Director Christopher Landon (“Paranormal Activity: The Marked Ones”) and author Scott Lobdell (of TV’s “X-Men” series) have finished only that, profitable lustful loyalty to Harold Ramis’ 1993 comedy classical with a story of a college tyro who contingency go by a day she’s murdered, again and again. Sadly, “Happy Death Day” proves that a crafty idea is unsuitable to horror.
Set during a illusory Louisiana university, a film opens on Tree (Jessica Rothe of “La La Land”), a renouned sorority lady who wakes adult on her birthday to find that she has spent a night with – pant – an unpopular boy, whose name she doesn’t even remember (Israel Broussard).
From Tree’s smug, dismissive interactions with associate students and former bedmates, it’s transparent she isn’t a good person. Later that evening, as students ramble around campus wearing masks fashioned after a school’s unusual tot mascot, a masked, hooded assailant stalks and kills Tree. Just during a impulse of death, she wakes adult in a boy’s bed, vital by a same day, until she is killed by a same attacker.

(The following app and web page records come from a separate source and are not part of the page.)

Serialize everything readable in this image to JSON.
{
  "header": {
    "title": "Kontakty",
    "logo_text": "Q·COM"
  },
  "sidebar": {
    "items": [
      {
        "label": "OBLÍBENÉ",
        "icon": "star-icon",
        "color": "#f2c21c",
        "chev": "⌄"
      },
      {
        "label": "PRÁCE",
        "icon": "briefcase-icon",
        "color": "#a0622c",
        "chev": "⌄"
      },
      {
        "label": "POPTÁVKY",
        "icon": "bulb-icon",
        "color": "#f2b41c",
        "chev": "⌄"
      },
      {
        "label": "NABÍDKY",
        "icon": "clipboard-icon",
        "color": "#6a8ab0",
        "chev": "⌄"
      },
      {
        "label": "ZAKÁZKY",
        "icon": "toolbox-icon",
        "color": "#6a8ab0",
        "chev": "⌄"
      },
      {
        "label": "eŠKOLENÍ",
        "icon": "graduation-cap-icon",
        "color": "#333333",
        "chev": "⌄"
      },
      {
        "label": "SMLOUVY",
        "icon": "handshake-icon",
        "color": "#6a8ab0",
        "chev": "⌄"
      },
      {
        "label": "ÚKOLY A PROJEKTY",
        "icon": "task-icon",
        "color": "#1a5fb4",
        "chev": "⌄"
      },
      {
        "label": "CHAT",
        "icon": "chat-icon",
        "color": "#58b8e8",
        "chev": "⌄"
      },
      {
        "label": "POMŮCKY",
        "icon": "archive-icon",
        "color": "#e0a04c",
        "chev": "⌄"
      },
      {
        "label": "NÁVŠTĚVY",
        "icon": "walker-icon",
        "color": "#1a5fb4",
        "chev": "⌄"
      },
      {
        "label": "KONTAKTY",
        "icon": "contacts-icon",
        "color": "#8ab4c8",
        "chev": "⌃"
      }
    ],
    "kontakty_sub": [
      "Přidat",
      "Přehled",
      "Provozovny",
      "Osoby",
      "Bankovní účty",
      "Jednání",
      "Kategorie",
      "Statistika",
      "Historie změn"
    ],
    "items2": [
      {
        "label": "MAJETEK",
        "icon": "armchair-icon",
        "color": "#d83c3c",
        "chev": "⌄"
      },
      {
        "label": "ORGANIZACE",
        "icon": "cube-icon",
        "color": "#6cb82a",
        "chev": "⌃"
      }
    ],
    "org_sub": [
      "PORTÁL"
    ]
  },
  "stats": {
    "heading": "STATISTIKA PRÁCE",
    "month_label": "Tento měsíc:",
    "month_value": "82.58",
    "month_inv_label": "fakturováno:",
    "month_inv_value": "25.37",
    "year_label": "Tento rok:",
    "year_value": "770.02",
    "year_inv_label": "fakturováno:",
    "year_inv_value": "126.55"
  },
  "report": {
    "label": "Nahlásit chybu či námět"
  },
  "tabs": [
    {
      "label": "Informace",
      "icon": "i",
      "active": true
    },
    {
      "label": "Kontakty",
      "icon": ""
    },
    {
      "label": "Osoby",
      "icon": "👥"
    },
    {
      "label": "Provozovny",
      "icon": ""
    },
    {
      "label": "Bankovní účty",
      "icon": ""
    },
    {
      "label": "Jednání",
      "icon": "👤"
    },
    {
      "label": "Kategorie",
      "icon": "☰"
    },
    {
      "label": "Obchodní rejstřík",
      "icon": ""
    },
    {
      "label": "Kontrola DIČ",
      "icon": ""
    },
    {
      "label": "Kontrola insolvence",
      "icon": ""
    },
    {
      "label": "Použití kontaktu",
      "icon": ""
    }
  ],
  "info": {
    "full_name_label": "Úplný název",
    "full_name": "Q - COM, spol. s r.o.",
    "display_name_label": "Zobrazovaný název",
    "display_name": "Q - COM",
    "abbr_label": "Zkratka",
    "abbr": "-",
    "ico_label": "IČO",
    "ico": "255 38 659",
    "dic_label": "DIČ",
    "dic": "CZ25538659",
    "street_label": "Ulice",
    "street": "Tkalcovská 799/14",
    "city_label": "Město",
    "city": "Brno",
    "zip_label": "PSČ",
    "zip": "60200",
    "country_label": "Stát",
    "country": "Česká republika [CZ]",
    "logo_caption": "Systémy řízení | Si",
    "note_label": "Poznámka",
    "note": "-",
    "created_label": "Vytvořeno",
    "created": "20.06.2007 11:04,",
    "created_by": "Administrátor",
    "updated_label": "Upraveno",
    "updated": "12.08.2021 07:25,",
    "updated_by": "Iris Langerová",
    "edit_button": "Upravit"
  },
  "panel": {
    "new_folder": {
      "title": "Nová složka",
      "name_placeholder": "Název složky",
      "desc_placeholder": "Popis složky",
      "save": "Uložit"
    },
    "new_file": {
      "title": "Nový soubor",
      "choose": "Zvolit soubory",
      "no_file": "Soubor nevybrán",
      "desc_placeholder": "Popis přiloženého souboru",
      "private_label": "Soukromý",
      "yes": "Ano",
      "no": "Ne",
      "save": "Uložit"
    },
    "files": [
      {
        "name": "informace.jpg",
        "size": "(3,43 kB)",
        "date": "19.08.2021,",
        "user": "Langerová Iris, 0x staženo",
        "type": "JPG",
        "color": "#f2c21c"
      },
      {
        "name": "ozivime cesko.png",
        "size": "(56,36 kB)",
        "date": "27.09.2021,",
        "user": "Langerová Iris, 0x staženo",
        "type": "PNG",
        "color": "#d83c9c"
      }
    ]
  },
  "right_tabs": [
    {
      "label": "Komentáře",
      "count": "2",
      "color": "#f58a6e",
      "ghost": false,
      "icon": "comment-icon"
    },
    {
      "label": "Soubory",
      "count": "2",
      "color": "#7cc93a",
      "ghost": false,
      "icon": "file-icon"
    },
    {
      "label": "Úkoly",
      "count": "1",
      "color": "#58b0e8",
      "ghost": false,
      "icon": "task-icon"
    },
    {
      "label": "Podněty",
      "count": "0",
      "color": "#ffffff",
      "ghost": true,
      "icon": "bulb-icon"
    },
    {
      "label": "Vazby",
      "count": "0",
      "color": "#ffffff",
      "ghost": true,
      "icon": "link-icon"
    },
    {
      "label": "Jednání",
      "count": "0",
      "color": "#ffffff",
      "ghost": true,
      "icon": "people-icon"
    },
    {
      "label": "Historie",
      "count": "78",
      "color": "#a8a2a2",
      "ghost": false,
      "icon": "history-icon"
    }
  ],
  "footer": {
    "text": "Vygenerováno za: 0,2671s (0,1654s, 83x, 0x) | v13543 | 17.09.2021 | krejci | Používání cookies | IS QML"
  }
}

Slaughter, rinse, repeat.
Like a impression in a PG-13 after-school special, Tree comes to see this infamous cycle as an event to turn a improved person. Unfortunately, while a movie’s expel is not unappealing, Tree’s tour to self-knowledge feels sudden and unconvincing. What’s more, a cycle creates it unfit to build tension. We already know that Tree is going to die. Details and methods might change, though they aren’t quite inventive.
With a round arc of soul-searching and redemption, “Groundhog Day” has turn a complicated cautionary story – “A Christmas Carol” for contemporary times that people watch, again and again. By borrowing that same premise, a makers of “Happy Death Day” wish to money on a progressing film’s fast appeal. But this is one film that no one needs to relive.